The drug ban misadventure

The drug ban misadventure

A few decades in the wilderness separated pain-killer analgin and diabetes drug pioglitazone when the Health ministry

A few decades in the wilderness separated pain-killer analgin and diabetes drug pioglitazone when the Health ministry decided to ban the two last month. Analgin had been anathema in a long list of western nations for years — 36 to be precise in the US. The only EU country to have banned pioglitazone,on the other hand,was France,three years back. It is also banned in Tunisia.

The stories of these two drugs are a telltale testament of India’s drug regulatory structure — patchy at the best of times and prone to complete collapse when whatever system there is,is subverted. The decision to suspend marketing of pioglitazone was not routed via the Drug Technical Advisory Board,which,incidentally,will now take a call on the revocation of that decision.

On the other hand,the bans on analgin and anti-depressant deanxit are widely perceived to have been a fallout of strident and persistent criticism from the Parliamentary Standing Committee on Health. DTAB in its meeting in July last year had recommended focussed pharmacovigilance on analgin and other painkillers.

That in a way strikes at the core fallacy of drug regulation in India — the almost complete lack of post marketing surveillance data and a mandatory format of stakeholders’ consultations that allows the Health ministry to rely on opinions of individual doctors to take decisions affecting an estimated 30 lakh patients.

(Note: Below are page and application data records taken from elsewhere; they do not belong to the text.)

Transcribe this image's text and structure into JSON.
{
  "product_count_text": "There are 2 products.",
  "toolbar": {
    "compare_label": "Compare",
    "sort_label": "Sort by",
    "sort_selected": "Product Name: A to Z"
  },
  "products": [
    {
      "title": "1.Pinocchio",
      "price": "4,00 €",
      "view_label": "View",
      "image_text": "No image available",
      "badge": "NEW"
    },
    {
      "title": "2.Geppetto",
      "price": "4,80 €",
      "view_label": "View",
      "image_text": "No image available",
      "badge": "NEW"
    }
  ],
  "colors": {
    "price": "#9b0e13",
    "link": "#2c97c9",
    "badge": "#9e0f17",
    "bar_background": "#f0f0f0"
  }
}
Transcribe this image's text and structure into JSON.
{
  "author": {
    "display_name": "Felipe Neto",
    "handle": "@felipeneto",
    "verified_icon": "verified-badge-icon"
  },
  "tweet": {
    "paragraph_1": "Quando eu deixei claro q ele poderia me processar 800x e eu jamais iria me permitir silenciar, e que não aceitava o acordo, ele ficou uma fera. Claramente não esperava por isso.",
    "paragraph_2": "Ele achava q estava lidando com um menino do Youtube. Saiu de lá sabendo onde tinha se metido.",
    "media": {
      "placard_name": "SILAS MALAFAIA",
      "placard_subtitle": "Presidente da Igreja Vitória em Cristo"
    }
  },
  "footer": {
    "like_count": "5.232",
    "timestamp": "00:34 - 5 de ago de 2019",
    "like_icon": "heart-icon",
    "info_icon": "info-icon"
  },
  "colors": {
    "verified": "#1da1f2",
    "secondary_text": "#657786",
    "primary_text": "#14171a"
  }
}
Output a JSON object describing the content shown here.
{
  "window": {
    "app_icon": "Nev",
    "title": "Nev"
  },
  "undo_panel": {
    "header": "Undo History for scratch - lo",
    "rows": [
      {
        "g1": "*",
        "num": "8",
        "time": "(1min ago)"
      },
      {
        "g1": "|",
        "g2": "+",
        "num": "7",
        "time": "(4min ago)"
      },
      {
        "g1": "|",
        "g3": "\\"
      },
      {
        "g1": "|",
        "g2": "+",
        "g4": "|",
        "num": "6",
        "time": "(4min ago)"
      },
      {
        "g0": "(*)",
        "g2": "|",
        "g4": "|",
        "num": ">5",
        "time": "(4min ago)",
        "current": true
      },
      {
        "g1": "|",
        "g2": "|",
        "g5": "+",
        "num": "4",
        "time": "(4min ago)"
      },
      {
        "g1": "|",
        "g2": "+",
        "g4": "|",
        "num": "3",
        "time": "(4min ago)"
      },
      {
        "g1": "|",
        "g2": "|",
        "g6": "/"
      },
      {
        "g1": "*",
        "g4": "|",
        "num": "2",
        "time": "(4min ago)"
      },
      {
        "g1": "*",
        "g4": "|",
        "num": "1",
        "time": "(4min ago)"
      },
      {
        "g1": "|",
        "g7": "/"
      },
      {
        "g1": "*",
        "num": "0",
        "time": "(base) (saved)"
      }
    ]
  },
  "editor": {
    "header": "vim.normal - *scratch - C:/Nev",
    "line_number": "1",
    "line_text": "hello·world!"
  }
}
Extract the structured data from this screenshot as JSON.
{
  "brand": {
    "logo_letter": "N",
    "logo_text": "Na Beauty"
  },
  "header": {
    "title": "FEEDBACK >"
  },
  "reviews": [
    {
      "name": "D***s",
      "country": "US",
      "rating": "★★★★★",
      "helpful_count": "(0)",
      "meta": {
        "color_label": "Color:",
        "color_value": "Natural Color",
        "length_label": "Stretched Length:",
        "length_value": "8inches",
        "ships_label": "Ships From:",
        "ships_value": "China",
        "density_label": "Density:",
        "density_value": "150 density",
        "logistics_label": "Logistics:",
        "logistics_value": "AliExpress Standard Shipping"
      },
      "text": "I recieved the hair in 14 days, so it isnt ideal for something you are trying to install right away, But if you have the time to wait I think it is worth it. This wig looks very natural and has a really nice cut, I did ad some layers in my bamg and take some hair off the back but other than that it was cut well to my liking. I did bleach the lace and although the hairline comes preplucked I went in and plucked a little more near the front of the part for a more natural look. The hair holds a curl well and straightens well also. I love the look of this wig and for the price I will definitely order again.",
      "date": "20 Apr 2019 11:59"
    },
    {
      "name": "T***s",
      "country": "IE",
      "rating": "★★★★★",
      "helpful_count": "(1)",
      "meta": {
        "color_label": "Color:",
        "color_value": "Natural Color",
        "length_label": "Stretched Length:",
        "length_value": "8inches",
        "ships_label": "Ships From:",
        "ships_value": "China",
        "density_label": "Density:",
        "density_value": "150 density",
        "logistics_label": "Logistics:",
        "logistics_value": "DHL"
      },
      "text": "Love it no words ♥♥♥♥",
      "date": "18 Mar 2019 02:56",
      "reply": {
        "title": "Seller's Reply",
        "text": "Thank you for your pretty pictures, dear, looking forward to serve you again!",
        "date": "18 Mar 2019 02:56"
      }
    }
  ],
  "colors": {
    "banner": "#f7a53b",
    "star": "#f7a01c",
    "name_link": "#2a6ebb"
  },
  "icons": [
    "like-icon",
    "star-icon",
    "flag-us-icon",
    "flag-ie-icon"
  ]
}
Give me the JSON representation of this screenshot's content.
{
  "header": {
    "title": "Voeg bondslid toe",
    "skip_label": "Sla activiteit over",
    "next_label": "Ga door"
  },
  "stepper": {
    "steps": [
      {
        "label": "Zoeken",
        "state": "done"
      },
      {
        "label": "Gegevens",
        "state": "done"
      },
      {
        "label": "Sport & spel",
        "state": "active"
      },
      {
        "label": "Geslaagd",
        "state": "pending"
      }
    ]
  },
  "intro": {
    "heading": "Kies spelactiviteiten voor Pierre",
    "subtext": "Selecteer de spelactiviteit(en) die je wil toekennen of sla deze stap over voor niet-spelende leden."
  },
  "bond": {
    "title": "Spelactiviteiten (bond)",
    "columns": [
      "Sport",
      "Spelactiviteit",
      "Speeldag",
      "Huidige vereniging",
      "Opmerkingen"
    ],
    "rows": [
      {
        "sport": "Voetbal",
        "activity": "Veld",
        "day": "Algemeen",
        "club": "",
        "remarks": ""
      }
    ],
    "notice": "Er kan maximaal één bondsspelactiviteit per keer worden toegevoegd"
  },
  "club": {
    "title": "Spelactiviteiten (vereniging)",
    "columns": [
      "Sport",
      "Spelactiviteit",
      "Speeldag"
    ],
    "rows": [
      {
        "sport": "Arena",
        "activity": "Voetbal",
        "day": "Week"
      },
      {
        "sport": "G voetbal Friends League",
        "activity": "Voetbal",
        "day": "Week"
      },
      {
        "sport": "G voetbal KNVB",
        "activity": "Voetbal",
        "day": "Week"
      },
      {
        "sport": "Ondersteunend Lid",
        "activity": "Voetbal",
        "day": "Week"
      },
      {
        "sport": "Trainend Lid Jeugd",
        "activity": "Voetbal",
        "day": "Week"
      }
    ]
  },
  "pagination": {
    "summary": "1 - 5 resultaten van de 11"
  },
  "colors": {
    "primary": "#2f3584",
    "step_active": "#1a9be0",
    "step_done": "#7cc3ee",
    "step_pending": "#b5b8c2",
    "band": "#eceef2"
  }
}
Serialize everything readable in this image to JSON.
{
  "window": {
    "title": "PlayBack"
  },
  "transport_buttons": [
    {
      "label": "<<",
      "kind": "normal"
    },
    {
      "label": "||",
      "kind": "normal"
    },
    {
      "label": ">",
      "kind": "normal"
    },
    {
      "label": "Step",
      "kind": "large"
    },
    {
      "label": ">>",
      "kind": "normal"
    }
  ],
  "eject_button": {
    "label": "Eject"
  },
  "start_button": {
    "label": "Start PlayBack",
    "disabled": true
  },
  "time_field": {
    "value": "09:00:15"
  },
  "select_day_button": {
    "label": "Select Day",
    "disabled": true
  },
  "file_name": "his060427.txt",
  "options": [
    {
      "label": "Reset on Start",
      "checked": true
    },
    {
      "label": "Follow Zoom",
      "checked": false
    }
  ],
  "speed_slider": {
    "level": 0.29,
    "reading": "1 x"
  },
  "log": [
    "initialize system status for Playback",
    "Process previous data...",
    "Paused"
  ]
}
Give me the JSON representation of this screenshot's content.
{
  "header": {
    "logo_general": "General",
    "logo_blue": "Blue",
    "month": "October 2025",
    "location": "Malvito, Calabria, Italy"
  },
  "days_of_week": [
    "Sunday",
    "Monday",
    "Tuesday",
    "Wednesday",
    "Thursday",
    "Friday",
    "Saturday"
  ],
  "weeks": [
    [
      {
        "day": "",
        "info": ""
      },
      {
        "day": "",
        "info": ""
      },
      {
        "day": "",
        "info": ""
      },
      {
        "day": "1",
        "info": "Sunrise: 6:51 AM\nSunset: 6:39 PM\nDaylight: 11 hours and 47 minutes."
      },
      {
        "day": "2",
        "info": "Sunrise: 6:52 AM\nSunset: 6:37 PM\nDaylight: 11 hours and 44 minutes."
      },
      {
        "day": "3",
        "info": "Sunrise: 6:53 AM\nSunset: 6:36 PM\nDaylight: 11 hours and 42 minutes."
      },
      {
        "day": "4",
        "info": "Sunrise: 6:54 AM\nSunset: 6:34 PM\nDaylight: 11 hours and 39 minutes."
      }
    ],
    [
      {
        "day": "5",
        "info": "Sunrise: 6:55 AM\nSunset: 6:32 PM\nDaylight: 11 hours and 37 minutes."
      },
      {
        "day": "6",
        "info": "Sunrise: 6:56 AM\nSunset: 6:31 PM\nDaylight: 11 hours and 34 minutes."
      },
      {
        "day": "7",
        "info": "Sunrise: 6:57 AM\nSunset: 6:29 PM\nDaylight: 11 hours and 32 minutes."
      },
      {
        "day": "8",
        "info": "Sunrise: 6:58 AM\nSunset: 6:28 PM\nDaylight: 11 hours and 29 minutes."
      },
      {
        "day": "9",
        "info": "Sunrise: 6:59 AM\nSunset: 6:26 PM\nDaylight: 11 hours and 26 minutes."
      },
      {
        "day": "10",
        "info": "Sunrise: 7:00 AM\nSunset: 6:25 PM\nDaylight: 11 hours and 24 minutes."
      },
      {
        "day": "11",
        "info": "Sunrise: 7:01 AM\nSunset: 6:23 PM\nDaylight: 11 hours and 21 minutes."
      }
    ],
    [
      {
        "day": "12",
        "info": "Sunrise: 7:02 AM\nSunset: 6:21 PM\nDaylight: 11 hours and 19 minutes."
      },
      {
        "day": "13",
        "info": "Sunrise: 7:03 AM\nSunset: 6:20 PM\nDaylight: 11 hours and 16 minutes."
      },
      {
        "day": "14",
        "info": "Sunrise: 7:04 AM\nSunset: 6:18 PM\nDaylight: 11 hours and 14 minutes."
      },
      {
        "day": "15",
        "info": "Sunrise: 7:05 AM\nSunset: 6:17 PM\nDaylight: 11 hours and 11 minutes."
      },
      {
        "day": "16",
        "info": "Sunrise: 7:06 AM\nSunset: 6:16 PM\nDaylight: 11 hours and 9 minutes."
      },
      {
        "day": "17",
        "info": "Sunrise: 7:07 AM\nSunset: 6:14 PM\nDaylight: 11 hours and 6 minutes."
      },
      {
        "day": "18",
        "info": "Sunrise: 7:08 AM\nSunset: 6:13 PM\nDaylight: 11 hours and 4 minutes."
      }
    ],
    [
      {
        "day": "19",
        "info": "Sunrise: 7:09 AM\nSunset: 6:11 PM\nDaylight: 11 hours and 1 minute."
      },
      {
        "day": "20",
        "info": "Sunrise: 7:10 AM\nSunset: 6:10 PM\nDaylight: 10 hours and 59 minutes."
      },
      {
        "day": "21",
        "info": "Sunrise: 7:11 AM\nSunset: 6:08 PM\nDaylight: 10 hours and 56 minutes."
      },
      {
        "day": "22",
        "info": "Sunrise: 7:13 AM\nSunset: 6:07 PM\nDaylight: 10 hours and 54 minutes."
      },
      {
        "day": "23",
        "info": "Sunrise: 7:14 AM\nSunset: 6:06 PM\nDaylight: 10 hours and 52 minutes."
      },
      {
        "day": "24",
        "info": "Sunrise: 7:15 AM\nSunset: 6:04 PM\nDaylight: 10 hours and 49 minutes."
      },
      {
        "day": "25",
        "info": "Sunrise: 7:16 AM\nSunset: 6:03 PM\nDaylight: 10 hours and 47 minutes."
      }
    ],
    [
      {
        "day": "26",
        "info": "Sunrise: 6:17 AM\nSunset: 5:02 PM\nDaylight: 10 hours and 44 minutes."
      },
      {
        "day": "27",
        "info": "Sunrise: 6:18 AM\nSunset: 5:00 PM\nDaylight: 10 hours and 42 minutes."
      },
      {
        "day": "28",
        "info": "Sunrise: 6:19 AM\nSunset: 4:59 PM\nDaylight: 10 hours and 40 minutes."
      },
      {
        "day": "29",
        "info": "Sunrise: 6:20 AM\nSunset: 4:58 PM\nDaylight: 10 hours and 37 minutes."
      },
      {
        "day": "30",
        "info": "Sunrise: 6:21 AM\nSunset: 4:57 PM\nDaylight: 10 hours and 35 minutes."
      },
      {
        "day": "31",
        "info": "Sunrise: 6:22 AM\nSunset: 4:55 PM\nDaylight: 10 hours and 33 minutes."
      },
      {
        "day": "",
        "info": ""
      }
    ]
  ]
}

An expert committee is consulted only when the decision in flayed in almost all quarters.


It is also because we do not or cannot monitor drug effects once they have been licensed that the regulatory establishment recently decided that all drugs banned in countries with a “robust” regulatory system,namely,the US,the UK,Canada,Australia,Japan and the European Union would be automatically suspended in India till their safety has been established.

Nothing wrong with the decision per se,but as the pioglitazone misadventure has proved,subjective picking of countries and absence of a cogent policy on issues like whether a ban in one country is enough for a relook may not augur well for the future. How for one will safety be ascertained without a foolproof system for reporting adverse drug reactions?

The greatest pitfall in purely copycat regulation that the pioglitazone decision appears to have been,though,is this: What will the government do if it rescinds the decision now and then a couple of the “model” countries ban it in the next few years?

Abantika is an Assistant Editor based in Delhi